In a time not long from now, there are people whose life paths are determined by such simple details. Legally recognized as electromagnetics, or “Readers”, they are a twist in evolution, an anomaly in a society that has become technologically dependent. Considered second-class citizens because of their heightened electromagnetic fields, Readers can’t wear watches, get too close to a TV, or even drive for fear they will shut down the car’s electrical system. Computers become worthless doorstops quickly around Readers. Career prospects are limited.

Reader Jeanne Muir decides to expand her horizons when she’s unexpectedly offered a new job opportunity. But she hasn’t been told that her job description includes being framed for a crime she didn’t commit. Because Readers are not held in high esteem, Jeanne’s an easy scapegoat, and law enforcement definitely is not on her side. Knowing she was set up and the odds are against her, Jeanne can’t let herself be taken in-and risks asking mysterious, sexy Ran Owata, a fellow Reader who is no longer accepted among their kind, for help. The problem is: Can she trust him? Does she have a choice?


Perpetual Light, by Jordan K. Rose

Fate is cruel. Especially when the one you’ve sworn to love for all eternity, the very soul who changed your destiny, is the last person you should trust.

After more than three hundred years of running, Lucia Dicomano must make a choice.

Forced to take her place as a Pharo of Redemption, the divine slayer needs to master her forgotten powers. Lucia turns to Vittorio, the one vampire she’s failed to deliver from eternal damnation. But overcoming smoldering remnants of love, lust and anger aren’t their only obstacles.

Samuel, who may know Lucia better than she knows herself, hunts her with a fervor stoked by a thousand years of vengeful hatred. His plan-capture and enslave the weakened Pharo then take control of her elusive power.

Can Lucia trust Vittorio long enough to reclaim her powers? Or will she have no choice but to kill him and battle Samuel alone?

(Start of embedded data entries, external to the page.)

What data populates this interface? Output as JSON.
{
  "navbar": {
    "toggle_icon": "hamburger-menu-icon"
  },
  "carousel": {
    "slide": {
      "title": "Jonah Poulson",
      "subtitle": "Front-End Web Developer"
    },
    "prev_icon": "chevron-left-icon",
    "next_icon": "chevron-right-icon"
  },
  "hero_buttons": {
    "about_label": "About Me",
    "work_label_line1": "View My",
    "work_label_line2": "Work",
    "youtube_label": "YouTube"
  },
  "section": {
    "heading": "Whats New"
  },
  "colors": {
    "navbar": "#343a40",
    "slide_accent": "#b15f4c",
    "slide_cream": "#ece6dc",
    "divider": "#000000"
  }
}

Perpetual Light, by Jordan K. Rose, was released on February 26th, but the print edition went live today on Amazon.


And finally, a new cover reveal!

Fae Dragon Chronicles: Book One, Love Chosen, by Marne Ann Kirk

For millennia, dragon and fae have peacefully co-existed, but the fae themselves have lived segregated and very different lives.

Now a malevolence threatens to separate them all permanently. Can a Queen’s guard and a rebellious outlaw join forces to defeat this common enemy?

Tyler’s touch sparks fierce desire, drawing Issie to him, but she despises his way of life and all that palace society represents. If he learns she wields majic to help the less fortunate escape the kingdom, he’ll charge her with treason. Her punishment – death.

Issie, is a sassy rebel who is constantly looking for ways to circumvent the conventions of their society. Tyler’s head warns that she’s a non-majical lower, beneath him. His heart sees by her inner strength and outer beauty. Only a binding love will lend them strength to save her life – their world.

Can either of them bend enough to trust that love?

Have I mentioned recently that I love my publisher already? No…well, I do.